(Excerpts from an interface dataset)
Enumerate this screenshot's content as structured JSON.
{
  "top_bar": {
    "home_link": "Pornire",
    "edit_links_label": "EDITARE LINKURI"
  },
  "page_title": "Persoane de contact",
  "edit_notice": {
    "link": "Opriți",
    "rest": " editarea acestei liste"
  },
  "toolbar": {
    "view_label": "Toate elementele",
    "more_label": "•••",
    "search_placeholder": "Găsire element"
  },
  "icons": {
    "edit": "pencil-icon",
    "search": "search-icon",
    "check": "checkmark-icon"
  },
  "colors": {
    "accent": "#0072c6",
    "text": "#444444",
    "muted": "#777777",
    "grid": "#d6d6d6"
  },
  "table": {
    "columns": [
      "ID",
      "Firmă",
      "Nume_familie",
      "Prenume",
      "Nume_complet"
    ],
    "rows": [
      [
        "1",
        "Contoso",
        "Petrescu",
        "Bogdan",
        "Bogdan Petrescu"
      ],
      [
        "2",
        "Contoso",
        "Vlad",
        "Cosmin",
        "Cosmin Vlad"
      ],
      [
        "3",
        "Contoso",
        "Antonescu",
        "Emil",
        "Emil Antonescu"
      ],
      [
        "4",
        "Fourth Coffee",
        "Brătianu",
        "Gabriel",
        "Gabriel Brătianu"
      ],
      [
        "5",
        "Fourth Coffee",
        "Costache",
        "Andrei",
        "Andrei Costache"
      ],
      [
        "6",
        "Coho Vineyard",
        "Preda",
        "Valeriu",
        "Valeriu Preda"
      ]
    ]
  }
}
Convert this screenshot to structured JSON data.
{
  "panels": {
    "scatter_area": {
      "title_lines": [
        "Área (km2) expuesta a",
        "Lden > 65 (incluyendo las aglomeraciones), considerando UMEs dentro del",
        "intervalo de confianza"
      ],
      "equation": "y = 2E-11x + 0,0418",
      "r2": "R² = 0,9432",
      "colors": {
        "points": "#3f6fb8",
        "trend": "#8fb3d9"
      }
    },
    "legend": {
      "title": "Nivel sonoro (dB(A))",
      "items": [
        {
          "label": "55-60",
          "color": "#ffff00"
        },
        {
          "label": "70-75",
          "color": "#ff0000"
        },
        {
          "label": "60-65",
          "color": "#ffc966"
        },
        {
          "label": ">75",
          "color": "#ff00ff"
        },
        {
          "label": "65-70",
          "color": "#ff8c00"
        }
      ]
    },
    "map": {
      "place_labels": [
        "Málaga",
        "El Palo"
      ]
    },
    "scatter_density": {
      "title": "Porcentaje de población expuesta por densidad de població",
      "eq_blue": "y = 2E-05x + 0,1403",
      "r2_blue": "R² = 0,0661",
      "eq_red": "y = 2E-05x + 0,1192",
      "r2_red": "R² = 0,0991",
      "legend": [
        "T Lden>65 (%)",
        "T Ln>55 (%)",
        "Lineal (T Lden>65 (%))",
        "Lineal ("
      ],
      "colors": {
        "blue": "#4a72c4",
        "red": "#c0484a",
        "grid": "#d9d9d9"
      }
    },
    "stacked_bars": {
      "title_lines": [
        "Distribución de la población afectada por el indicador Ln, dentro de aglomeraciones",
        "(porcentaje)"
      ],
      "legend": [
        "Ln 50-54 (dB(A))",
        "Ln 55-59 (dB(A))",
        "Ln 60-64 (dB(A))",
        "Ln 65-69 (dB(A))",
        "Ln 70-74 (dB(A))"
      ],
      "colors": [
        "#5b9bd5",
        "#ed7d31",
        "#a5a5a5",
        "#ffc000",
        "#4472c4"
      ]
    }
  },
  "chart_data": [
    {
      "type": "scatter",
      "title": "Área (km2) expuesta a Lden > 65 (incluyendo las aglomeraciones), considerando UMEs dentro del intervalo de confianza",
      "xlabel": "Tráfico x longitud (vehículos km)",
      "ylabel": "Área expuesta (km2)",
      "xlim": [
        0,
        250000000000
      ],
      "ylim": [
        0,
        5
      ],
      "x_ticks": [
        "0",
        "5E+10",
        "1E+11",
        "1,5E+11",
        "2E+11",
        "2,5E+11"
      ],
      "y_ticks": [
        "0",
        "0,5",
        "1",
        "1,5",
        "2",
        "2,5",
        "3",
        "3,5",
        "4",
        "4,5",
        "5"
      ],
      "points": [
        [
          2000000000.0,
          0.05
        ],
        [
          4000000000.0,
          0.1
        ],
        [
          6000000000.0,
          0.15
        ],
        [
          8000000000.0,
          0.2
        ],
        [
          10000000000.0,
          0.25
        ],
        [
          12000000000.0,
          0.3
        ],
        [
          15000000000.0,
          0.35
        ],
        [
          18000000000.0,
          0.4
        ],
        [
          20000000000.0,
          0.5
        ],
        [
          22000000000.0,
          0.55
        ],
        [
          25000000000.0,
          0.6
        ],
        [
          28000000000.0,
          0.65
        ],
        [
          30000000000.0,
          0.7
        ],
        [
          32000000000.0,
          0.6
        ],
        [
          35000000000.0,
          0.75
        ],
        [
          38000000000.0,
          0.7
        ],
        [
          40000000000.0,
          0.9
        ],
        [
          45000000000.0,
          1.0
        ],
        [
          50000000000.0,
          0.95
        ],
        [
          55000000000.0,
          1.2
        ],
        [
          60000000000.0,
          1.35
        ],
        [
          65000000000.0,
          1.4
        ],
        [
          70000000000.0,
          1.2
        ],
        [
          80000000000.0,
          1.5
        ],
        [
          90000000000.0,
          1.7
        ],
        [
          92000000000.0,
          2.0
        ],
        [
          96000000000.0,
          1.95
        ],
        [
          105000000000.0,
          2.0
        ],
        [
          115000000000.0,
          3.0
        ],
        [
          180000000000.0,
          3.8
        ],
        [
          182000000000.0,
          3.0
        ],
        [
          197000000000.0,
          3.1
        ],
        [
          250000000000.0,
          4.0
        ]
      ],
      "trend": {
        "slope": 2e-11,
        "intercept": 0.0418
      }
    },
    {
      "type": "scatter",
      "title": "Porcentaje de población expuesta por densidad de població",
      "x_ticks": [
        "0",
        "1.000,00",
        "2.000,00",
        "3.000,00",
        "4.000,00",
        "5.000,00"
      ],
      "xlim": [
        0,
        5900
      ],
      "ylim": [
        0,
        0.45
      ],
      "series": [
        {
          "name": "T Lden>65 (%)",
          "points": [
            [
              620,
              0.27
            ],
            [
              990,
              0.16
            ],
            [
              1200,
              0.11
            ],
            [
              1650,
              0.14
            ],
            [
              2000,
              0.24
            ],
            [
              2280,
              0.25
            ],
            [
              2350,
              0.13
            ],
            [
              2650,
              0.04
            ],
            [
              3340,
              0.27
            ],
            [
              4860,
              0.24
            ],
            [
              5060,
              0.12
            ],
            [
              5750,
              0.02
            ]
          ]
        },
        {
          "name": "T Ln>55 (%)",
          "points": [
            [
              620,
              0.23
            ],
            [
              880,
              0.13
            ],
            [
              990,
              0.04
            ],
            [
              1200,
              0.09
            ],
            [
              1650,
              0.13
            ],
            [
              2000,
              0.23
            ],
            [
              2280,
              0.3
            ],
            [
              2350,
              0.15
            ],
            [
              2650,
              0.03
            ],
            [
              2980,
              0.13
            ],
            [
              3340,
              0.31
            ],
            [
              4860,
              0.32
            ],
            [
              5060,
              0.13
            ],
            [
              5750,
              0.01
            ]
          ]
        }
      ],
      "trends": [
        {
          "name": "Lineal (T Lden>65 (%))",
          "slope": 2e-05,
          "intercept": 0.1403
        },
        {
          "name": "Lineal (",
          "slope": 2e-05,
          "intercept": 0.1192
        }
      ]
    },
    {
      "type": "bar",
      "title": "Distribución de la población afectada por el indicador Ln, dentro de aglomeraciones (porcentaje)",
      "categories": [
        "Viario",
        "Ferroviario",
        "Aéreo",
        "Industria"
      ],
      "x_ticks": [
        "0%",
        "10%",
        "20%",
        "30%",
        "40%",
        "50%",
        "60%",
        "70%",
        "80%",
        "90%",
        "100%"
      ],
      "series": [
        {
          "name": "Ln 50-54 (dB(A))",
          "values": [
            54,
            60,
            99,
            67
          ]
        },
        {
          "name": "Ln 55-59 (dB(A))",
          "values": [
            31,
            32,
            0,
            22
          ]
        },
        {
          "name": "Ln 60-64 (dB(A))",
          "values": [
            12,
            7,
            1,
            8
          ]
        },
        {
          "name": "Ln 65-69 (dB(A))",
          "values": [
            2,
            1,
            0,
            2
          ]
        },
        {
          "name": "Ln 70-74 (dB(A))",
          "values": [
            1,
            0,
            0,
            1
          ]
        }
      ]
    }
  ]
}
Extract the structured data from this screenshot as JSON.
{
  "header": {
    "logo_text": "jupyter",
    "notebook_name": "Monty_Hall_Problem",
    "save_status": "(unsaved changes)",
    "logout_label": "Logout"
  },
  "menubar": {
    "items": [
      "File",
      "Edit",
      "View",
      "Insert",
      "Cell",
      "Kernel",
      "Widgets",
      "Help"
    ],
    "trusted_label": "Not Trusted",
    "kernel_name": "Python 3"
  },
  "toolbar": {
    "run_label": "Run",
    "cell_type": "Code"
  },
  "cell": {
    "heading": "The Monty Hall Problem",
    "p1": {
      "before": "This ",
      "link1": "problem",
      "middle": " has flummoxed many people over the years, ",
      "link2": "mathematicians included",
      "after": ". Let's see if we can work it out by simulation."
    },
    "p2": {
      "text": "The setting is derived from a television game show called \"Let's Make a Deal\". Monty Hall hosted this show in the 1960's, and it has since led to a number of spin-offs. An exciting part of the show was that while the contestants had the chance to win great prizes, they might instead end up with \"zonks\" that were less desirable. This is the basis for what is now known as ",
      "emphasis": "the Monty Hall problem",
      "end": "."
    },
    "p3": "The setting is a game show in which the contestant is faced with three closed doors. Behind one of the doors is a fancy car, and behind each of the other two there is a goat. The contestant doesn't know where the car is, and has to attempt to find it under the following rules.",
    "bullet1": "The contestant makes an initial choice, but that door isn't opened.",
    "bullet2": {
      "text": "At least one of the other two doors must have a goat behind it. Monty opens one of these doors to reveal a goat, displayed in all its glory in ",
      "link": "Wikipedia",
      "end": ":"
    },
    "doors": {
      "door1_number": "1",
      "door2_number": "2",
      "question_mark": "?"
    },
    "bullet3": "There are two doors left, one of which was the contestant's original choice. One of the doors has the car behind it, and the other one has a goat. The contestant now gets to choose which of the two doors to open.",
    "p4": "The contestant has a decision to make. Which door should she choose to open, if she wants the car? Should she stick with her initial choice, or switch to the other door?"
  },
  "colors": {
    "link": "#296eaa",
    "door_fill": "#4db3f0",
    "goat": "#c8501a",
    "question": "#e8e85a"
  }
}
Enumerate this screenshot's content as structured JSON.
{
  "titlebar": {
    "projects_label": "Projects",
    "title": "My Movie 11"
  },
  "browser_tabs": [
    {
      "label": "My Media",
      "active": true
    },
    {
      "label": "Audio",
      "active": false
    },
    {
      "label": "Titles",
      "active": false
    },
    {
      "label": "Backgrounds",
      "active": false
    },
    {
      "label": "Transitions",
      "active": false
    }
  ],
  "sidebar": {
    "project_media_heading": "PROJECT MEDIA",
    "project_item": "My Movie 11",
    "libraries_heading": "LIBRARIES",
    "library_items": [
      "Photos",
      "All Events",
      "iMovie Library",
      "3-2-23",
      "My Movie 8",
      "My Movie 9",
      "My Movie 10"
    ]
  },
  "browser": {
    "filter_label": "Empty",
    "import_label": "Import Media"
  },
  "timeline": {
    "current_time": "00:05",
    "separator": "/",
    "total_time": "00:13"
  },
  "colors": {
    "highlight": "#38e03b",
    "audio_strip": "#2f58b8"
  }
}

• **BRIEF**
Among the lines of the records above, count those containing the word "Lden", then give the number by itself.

• **ANSWER FOR THE TASK**
6